Cautious support from broadcasters
Despite the low “highly familiar” survey results, more than 75% of respondents said their companies were excited about ATSC 3.0 and half said their station group was actively looking at whether to make the transition.
Broadcasters hope that viewers will help drive this transition. Yet, half of the respondents were concerned that consumers will not see sufficient value in ATSC 3.0 to buy new televisions. Plus, there is yet no firm word from the consumer manufacturing industry that all new TV sets will be equipped with ATSC 3.0 tuners. In addition, few expect government to fund convertor boxes as it did for the conversion to ATSC 1.0. Both factors could dampen viewer uptake on the technology.
When asked if their business were actively planning on implementing ATSC 3.0, just over half, 56% replied yes. Yet, 44% replied their stations were either not considering or didn’t know about any conversion plans.
One quarter of the respondents plan to be using ATSC 3.0 by 2018. Another 32% say the timeframe is for 2019 or later. Forty-four percent say they don’t know if 3.0 is relevant for their businesses or have made the decision to not make the transition.
More than 91% of the broadcasters say the transition is being driven either to boost profits, increase total revenue or increase audience size across multiple screens.
What will it cost?
One area of concern for broadcasters is cost of conversion. Just what might be the expense of moving an RF system from a 1.0 to 3.0 capability? The survey showed that to be the number one concern for broadcasters as they look forward. Not far behind was concern about how viewers might react to the technology. Almost 60% were concerned that viewers would not purchase new 3.0 TV sets and one third said viewers might perceive any potential benefits for 3.0 as insufficient reason to replace their current TV sets.
The survey then asked, “What is your estimate of the average cost of converting a single station to ATSC 3.0?”
The survey asked for an estimate of the average cost to convert a single station to ATSC 3.0? Click to enlarge.
The major cost component for broadcasters is likely to be the new RF system.
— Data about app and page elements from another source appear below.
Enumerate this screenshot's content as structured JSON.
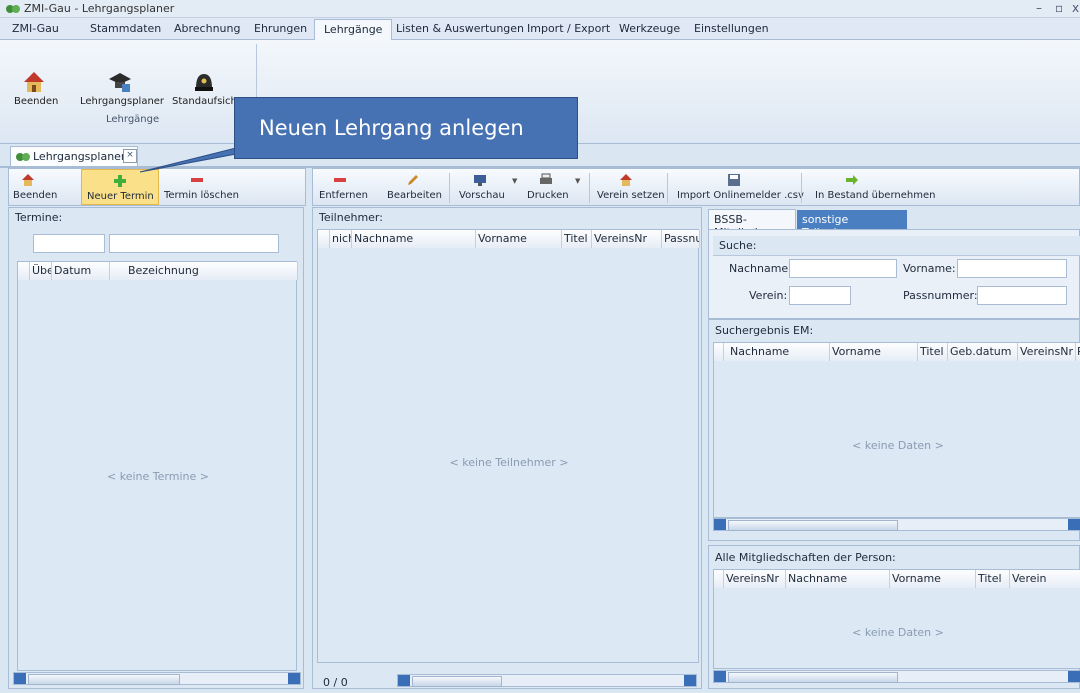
{
  "window": {
    "title": "ZMI-Gau - Lehrgangsplaner"
  },
  "ribbon_tabs": [
    "ZMI-Gau",
    "Stammdaten",
    "Abrechnung",
    "Ehrungen",
    "Lehrgänge",
    "Listen & Auswertungen",
    "Import / Export",
    "Werkzeuge",
    "Einstellungen"
  ],
  "ribbon": {
    "buttons": [
      "Beenden",
      "Lehrgangsplaner",
      "Standaufsicht"
    ],
    "group_label": "Lehrgänge"
  },
  "callout": {
    "text": "Neuen Lehrgang anlegen"
  },
  "doc_tab": {
    "label": "Lehrgangsplaner",
    "close": "×"
  },
  "left_toolbar": [
    "Beenden",
    "Neuer Termin",
    "Termin löschen"
  ],
  "mid_toolbar": [
    "Entfernen",
    "Bearbeiten",
    "Vorschau",
    "Drucken",
    "Verein setzen",
    "Import Onlinemelder .csv",
    "In Bestand übernehmen"
  ],
  "termine": {
    "header": "Termine:",
    "columns": [
      "Übe",
      "Datum",
      "Bezeichnung"
    ],
    "empty": "< keine Termine >"
  },
  "teilnehmer": {
    "header": "Teilnehmer:",
    "columns": [
      "nich",
      "Nachname",
      "Vorname",
      "Titel",
      "VereinsNr",
      "Passnur"
    ],
    "empty": "< keine Teilnehmer >",
    "count": "0 / 0"
  },
  "right_tabs": [
    "BSSB-Mitglieder",
    "sonstige Teilnehmer"
  ],
  "suche": {
    "header": "Suche:",
    "nachname_label": "Nachname:",
    "vorname_label": "Vorname:",
    "verein_label": "Verein:",
    "passnummer_label": "Passnummer:"
  },
  "suchergebnis": {
    "header": "Suchergebnis EM:",
    "columns": [
      "Nachname",
      "Vorname",
      "Titel",
      "Geb.datum",
      "VereinsNr",
      "Pa"
    ],
    "empty": "< keine Daten >"
  },
  "mitgliedschaften": {
    "header": "Alle Mitgliedschaften der Person:",
    "columns": [
      "VereinsNr",
      "Nachname",
      "Vorname",
      "Titel",
      "Verein"
    ],
    "empty": "< keine Daten >"
  },
  "colors": {
    "accent": "#4672b4",
    "highlight": "#fbe08a"
  }
}
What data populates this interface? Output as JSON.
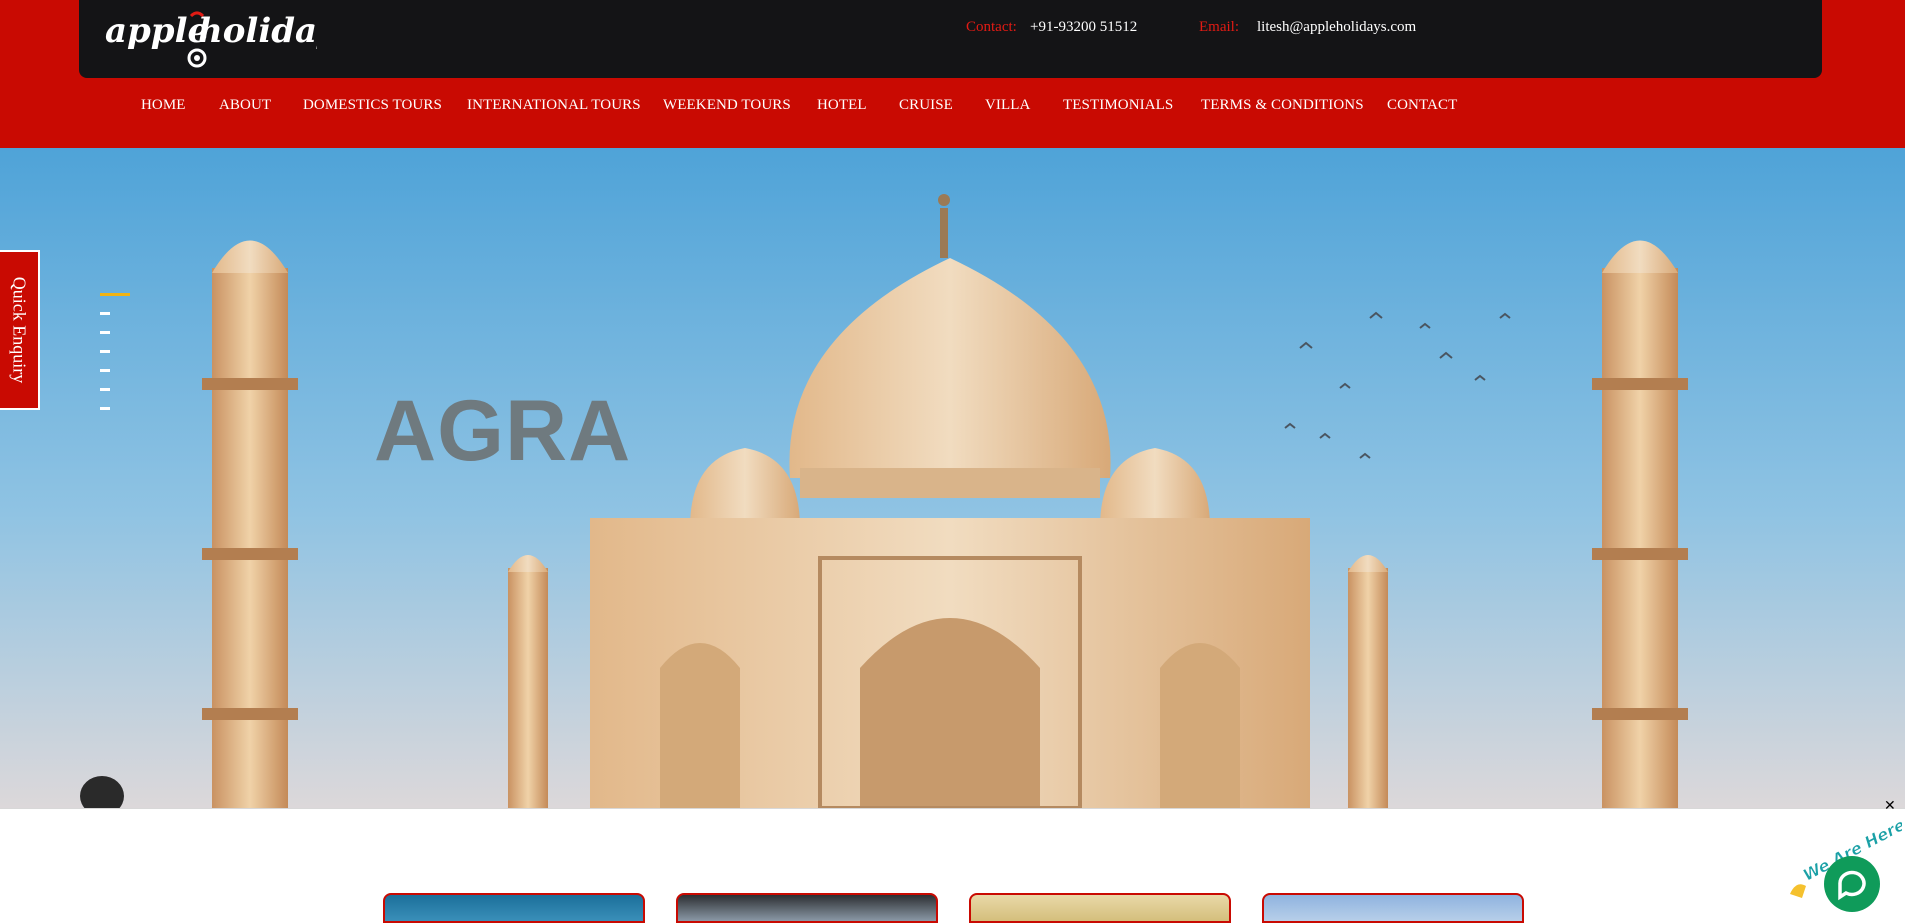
{
  "header": {
    "logo_text": "appleholidays",
    "contact_label": "Contact:",
    "contact_value": "+91-93200 51512",
    "email_label": "Email:",
    "email_value": "litesh@appleholidays.com",
    "brand_color": "#c90a02"
  },
  "nav": {
    "items": [
      {
        "label": "HOME"
      },
      {
        "label": "ABOUT"
      },
      {
        "label": "DOMESTICS TOURS"
      },
      {
        "label": "INTERNATIONAL TOURS"
      },
      {
        "label": "WEEKEND TOURS"
      },
      {
        "label": "HOTEL"
      },
      {
        "label": "CRUISE"
      },
      {
        "label": "VILLA"
      },
      {
        "label": "TESTIMONIALS"
      },
      {
        "label": "TERMS & CONDITIONS"
      },
      {
        "label": "CONTACT"
      }
    ]
  },
  "hero": {
    "title": "AGRA",
    "slide_count": 7,
    "active_slide": 1
  },
  "quick_enquiry": {
    "label": "Quick Enquiry"
  },
  "chat_widget": {
    "badge_text": "We Are Here!",
    "close_symbol": "✕"
  }
}
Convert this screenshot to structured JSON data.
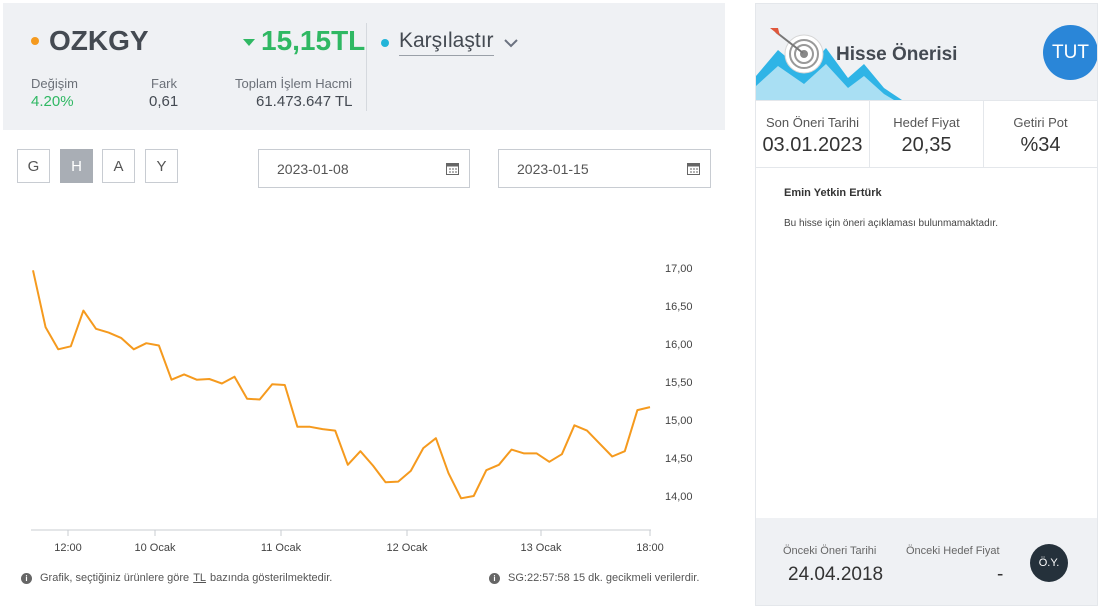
{
  "stock": {
    "symbol": "OZKGY",
    "price": "15,15TL",
    "compare_label": "Karşılaştır",
    "change_label": "Değişim",
    "change_value": "4.20%",
    "diff_label": "Fark",
    "diff_value": "0,61",
    "volume_label": "Toplam İşlem Hacmi",
    "volume_value": "61.473.647 TL"
  },
  "periods": [
    {
      "label": "G",
      "active": false
    },
    {
      "label": "H",
      "active": true
    },
    {
      "label": "A",
      "active": false
    },
    {
      "label": "Y",
      "active": false
    }
  ],
  "date_from": "2023-01-08",
  "date_to": "2023-01-15",
  "colors": {
    "line": "#f59a1e",
    "positive": "#2fb863",
    "accent_blue": "#2a86d8"
  },
  "chart_data": {
    "type": "line",
    "x_ticks": [
      "12:00",
      "10 Ocak",
      "11 Ocak",
      "12 Ocak",
      "13 Ocak",
      "18:00"
    ],
    "y_ticks": [
      "17,00",
      "16,50",
      "16,00",
      "15,50",
      "15,00",
      "14,50",
      "14,00"
    ],
    "ylim": [
      13.5,
      17.2
    ],
    "series": [
      {
        "values": [
          16.97,
          16.22,
          15.93,
          15.97,
          16.44,
          16.2,
          16.15,
          16.08,
          15.93,
          16.01,
          15.98,
          15.53,
          15.6,
          15.53,
          15.54,
          15.48,
          15.57,
          15.28,
          15.27,
          15.47,
          15.46,
          14.91,
          14.91,
          14.88,
          14.86,
          14.41,
          14.59,
          14.4,
          14.18,
          14.19,
          14.33,
          14.63,
          14.76,
          14.3,
          13.97,
          14.0,
          14.34,
          14.41,
          14.61,
          14.56,
          14.56,
          14.45,
          14.55,
          14.93,
          14.86,
          14.69,
          14.52,
          14.59,
          15.13,
          15.17
        ]
      }
    ]
  },
  "notes": {
    "left_prefix": "Grafik, seçtiğiniz ürünlere göre",
    "left_tl": "TL",
    "left_suffix": "bazında gösterilmektedir.",
    "right": "SG:22:57:58 15 dk. gecikmeli verilerdir."
  },
  "recommendation": {
    "title": "Hisse Önerisi",
    "badge": "TUT",
    "last_date_label": "Son Öneri Tarihi",
    "last_date_value": "03.01.2023",
    "target_label": "Hedef Fiyat",
    "target_value": "20,35",
    "return_label": "Getiri Pot",
    "return_value": "%34",
    "author": "Emin Yetkin Ertürk",
    "description": "Bu hisse için öneri açıklaması bulunmamaktadır.",
    "prev_date_label": "Önceki Öneri Tarihi",
    "prev_date_value": "24.04.2018",
    "prev_target_label": "Önceki Hedef Fiyat",
    "prev_target_value": "-",
    "prev_badge": "Ö.Y."
  }
}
Yet, many stations might be able get a break on out-of-pocket transmitter/exciter costs as a result of spectrum reallocation reimbursements. Granted, the FCC is not going to pay for a new transmitter just because the station wants to transition to ATSC 3.0. However, a new and upgradeable transmitter might be a wise purchase.
What about consumers?
Will consumers support the transition to ATSC 3.0 through new TV set purchases? It is unknown.Consumer Reports magazine published an article about the conversion to ATSC 3.0 focusing on a less-mention aspect of the new delivery platform. Paraphrased, the title was, “Free Over-the-Air TV Is Going to Get Better—but will it still be free?
Throwing even more cold water on the yet small flames of ATSC 3.0 were article statements like, “ATSC 3.0 isn't going to be compatible with ATSC 1.0 broadcasts. Because all current TVs have ATSC 1.0 tuners, they won't be able to receive the new signals.”Such publicity will do little to encourage viewers to buy that next new television.
Broadcasters have at least two challenges ahead. To convince viewers of the value and benefits of ATSC 3.0 while having to bear the expense of making the transition themselves.
4K was an easy sell. This one, not so much.